Even more important to his influence on Hip Hop Culture were the unprecedented moves that he made which led up to the release of that eight-song album. Having been influenced by those movements that surrounded him, Benjamin decided it was time to unite the rivaling gangs.
In 1968, J. Edgar Hoover began to lay out his objectives for the FBI COINTELPRO. He wanted to wipe out the Black Panther Party, the Nation of Islam, the Young Lords Party and many others. Around the country, members of these movements were rounded up and placed in prison. In New York, 21 members of the local chapter of the Black Panther Party were arrested and sent to jail for two years before the charges were dropped and they were released. One of those members was Afeni Shakur, mother of Tupac Amaru Shakur.
With these groups gone, the gangs began to turn more on themselves rather than on the powers-that-be. Benjamin decided to make a move. He removed the Warlord position from the Ghetto Brothers and replaced it with Peace Counselor. A half-Black, half-Puerto Rican ex-junkie known as Black Benjie would be the first to take on this responsibility.
Black Benjie would go around to other gangs and invite them to block parties in the Ghetto Brothers' territory. The Ghetto Brothers opened up their borders in the name of peace. They played their music and no one got hurt. People just came to have fun.
But this wasnt enough. Gang violence was increasing and three Ghetto Brothers got shot. Benjamins brother Victor, who was now President of the Savage Nomads, was stabbed. Black Benjie was sent out to try and calm things down. He met up with the Mongols, Seven Immortals and the Black Spades, who together were on their way to a rumble against the Savage Skulls. Black Benjie tried to convince them to talk about a truce but one of the Seven Immortals pulled out a pipe and another pulled out a machete. The Ghetto Brothers had no weapons, so Black Benjie ordered them to run, but he was not able to get away. He was bashed in the head with the pipe and fell to the ground, where they continued to beat him. He later died in the hospital.
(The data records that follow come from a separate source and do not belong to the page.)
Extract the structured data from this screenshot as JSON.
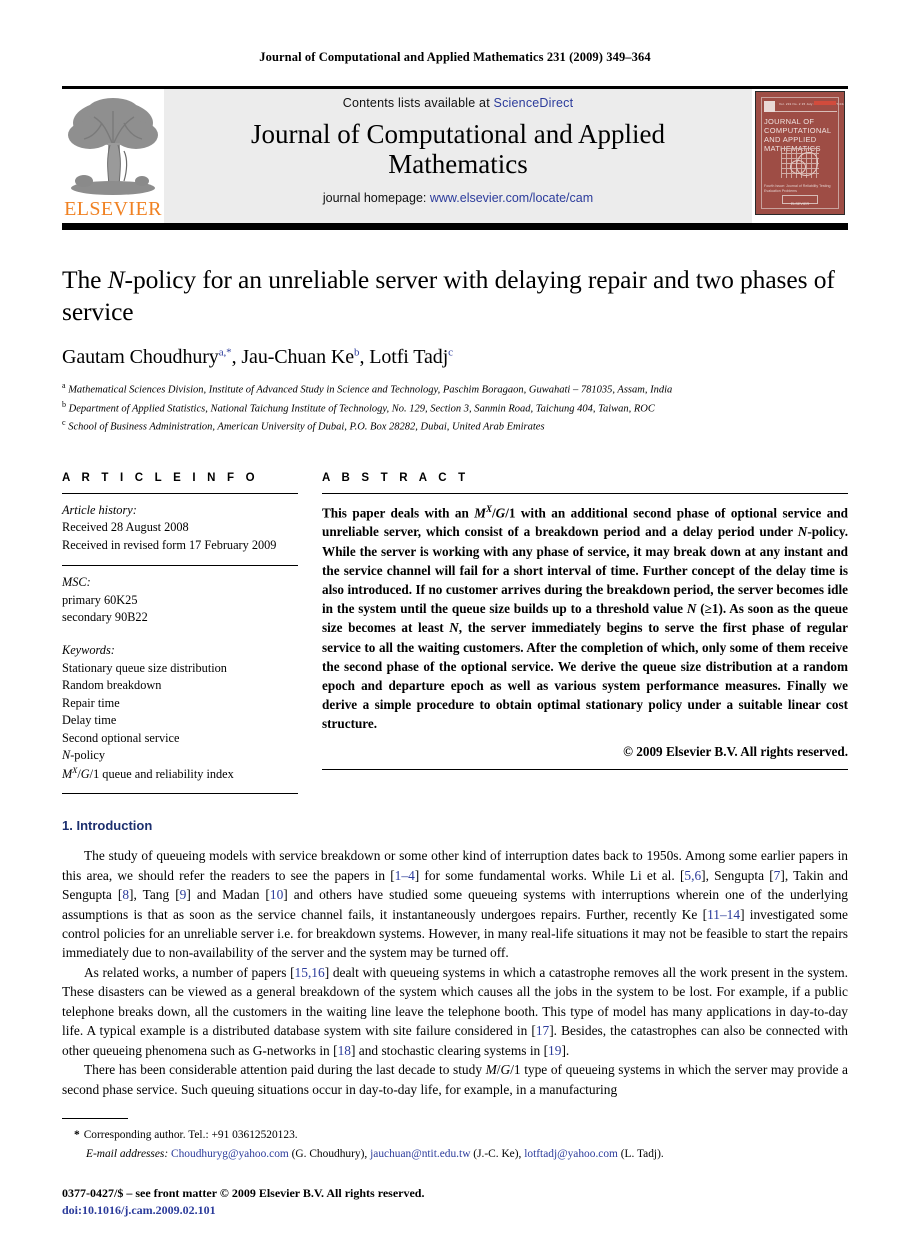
{
  "running_head": "Journal of Computational and Applied Mathematics 231 (2009) 349–364",
  "masthead": {
    "publisher_name": "ELSEVIER",
    "contents_prefix": "Contents lists available at ",
    "sciencedirect": "ScienceDirect",
    "journal_title": "Journal of Computational and Applied Mathematics",
    "homepage_prefix": "journal homepage: ",
    "homepage_url": "www.elsevier.com/locate/cam",
    "cover": {
      "title": "JOURNAL OF COMPUTATIONAL AND APPLIED MATHEMATICS",
      "ticks": "Vol. 231   No. 2   15 July 2009   ISSN 0377-0427",
      "caption": "Fourth Issue: Journal of Reliability Testing Evaluation Problems",
      "caption2": "Guest Editors: B. Sikorowska, T. Tanaka, A. Tanaka",
      "footer": "ELSEVIER",
      "issn": "0377-0427"
    },
    "colors": {
      "link": "#2b3b9b",
      "elsevier_orange": "#f08122",
      "cover_bg": "#9e4d45",
      "masthead_bg": "#ececec"
    }
  },
  "article": {
    "title_parts": [
      "The ",
      "N",
      "-policy for an unreliable server with delaying repair and two phases of service"
    ],
    "title_plain": "The N-policy for an unreliable server with delaying repair and two phases of service",
    "authors": [
      {
        "name": "Gautam Choudhury",
        "marks": "a,*"
      },
      {
        "name": "Jau-Chuan Ke",
        "marks": "b"
      },
      {
        "name": "Lotfi Tadj",
        "marks": "c"
      }
    ],
    "affiliations": [
      {
        "mark": "a",
        "text": "Mathematical Sciences Division, Institute of Advanced Study in Science and Technology, Paschim Boragaon, Guwahati – 781035, Assam, India"
      },
      {
        "mark": "b",
        "text": "Department of Applied Statistics, National Taichung Institute of Technology, No. 129, Section 3, Sanmin Road, Taichung 404, Taiwan, ROC"
      },
      {
        "mark": "c",
        "text": "School of Business Administration, American University of Dubai, P.O. Box 28282, Dubai, United Arab Emirates"
      }
    ]
  },
  "article_info": {
    "heading": "A R T I C L E    I N F O",
    "history_label": "Article history:",
    "history": [
      "Received 28 August 2008",
      "Received in revised form 17 February 2009"
    ],
    "msc_label": "MSC:",
    "msc": [
      "primary 60K25",
      "secondary 90B22"
    ],
    "keywords_label": "Keywords:",
    "keywords": [
      "Stationary queue size distribution",
      "Random breakdown",
      "Repair time",
      "Delay time",
      "Second optional service",
      "N-policy",
      "M^X/G/1 queue and reliability index"
    ]
  },
  "abstract": {
    "heading": "A B S T R A C T",
    "text": "This paper deals with an M^X/G/1 with an additional second phase of optional service and unreliable server, which consist of a breakdown period and a delay period under N-policy. While the server is working with any phase of service, it may break down at any instant and the service channel will fail for a short interval of time. Further concept of the delay time is also introduced. If no customer arrives during the breakdown period, the server becomes idle in the system until the queue size builds up to a threshold value N (≥1). As soon as the queue size becomes at least N, the server immediately begins to serve the first phase of regular service to all the waiting customers. After the completion of which, only some of them receive the second phase of the optional service. We derive the queue size distribution at a random epoch and departure epoch as well as various system performance measures. Finally we derive a simple procedure to obtain optimal stationary policy under a suitable linear cost structure.",
    "copyright": "© 2009 Elsevier B.V. All rights reserved."
  },
  "introduction": {
    "number_and_title": "1. Introduction",
    "paragraphs": [
      "The study of queueing models with service breakdown or some other kind of interruption dates back to 1950s. Among some earlier papers in this area, we should refer the readers to see the papers in [1–4] for some fundamental works. While Li et al. [5,6], Sengupta [7], Takin and Sengupta [8], Tang [9] and Madan [10] and others have studied some queueing systems with interruptions wherein one of the underlying assumptions is that as soon as the service channel fails, it instantaneously undergoes repairs. Further, recently Ke [11–14] investigated some control policies for an unreliable server i.e. for breakdown systems. However, in many real-life situations it may not be feasible to start the repairs immediately due to non-availability of the server and the system may be turned off.",
      "As related works, a number of papers [15,16] dealt with queueing systems in which a catastrophe removes all the work present in the system. These disasters can be viewed as a general breakdown of the system which causes all the jobs in the system to be lost. For example, if a public telephone breaks down, all the customers in the waiting line leave the telephone booth. This type of model has many applications in day-to-day life. A typical example is a distributed database system with site failure considered in [17]. Besides, the catastrophes can also be connected with other queueing phenomena such as G-networks in [18] and stochastic clearing systems in [19].",
      "There has been considerable attention paid during the last decade to study M/G/1 type of queueing systems in which the server may provide a second phase service. Such queuing situations occur in day-to-day life, for example, in a manufacturing"
    ]
  },
  "footnotes": {
    "corresponding": "Corresponding author. Tel.: +91 03612520123.",
    "email_label": "E-mail addresses:",
    "emails": [
      {
        "address": "Choudhuryg@yahoo.com",
        "person": "(G. Choudhury)"
      },
      {
        "address": "jauchuan@ntit.edu.tw",
        "person": "(J.-C. Ke)"
      },
      {
        "address": "lotftadj@yahoo.com",
        "person": "(L. Tadj)"
      }
    ],
    "imprint": "0377-0427/$ – see front matter © 2009 Elsevier B.V. All rights reserved.",
    "doi": "doi:10.1016/j.cam.2009.02.101"
  }
}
Melendez was left with no choice but to retaliate. All the gangs were preparing for an all out war. Yet Melendez said, No, Black Benjie died to bring us peace. Everyone was ready to override his decision. Even ally gangs leaders were ready to make moves if the Ghetto Brothers didn’t. So Benjamin called for a meeting of all the leaders to organize a gang truce. There was a massive turn-out and everyone got a chance to air their differences and grievances. One of the most prominent and powerful speakers was Bam Bam, the leader of the Black Spades, who was being guarded by his Warlord, Afrika Bambaataa.
After all of the anger was vented and ideas expressed, a truce was agreed upon. All the gang leaders signed it and borders were opened up. Afrika Bambaataa was inspired by what took place that evening and held on to the spirit of the truce. Soon after, Bam Bam went to fight in the Vietnam war and Bambaataa would become the President of the Black Spades.
After the truce, the Ghetto Brothers continued to have their block parties, inviting other gang members to join in peace. Although they may not have had turntables upon which they cut and mixed vinyl, we must recognize, whenever possible, the pioneers of ideas. The Ghetto Brothers would plug the amps for their instruments and speakers into the lampposts in the parks, long before DJ Kool Herc did it with his sound system. And even Afrika Bambaataa would later use the idea of uniting rival gangs through block parties with music, dance, and graffiti art.
The Ghetto Brothers may have never rapped, beatboxed, spun a record, did a head-spin or tagged their name on a train, but they set the stage for DJ Kool Herc and Afrika Bambaataa.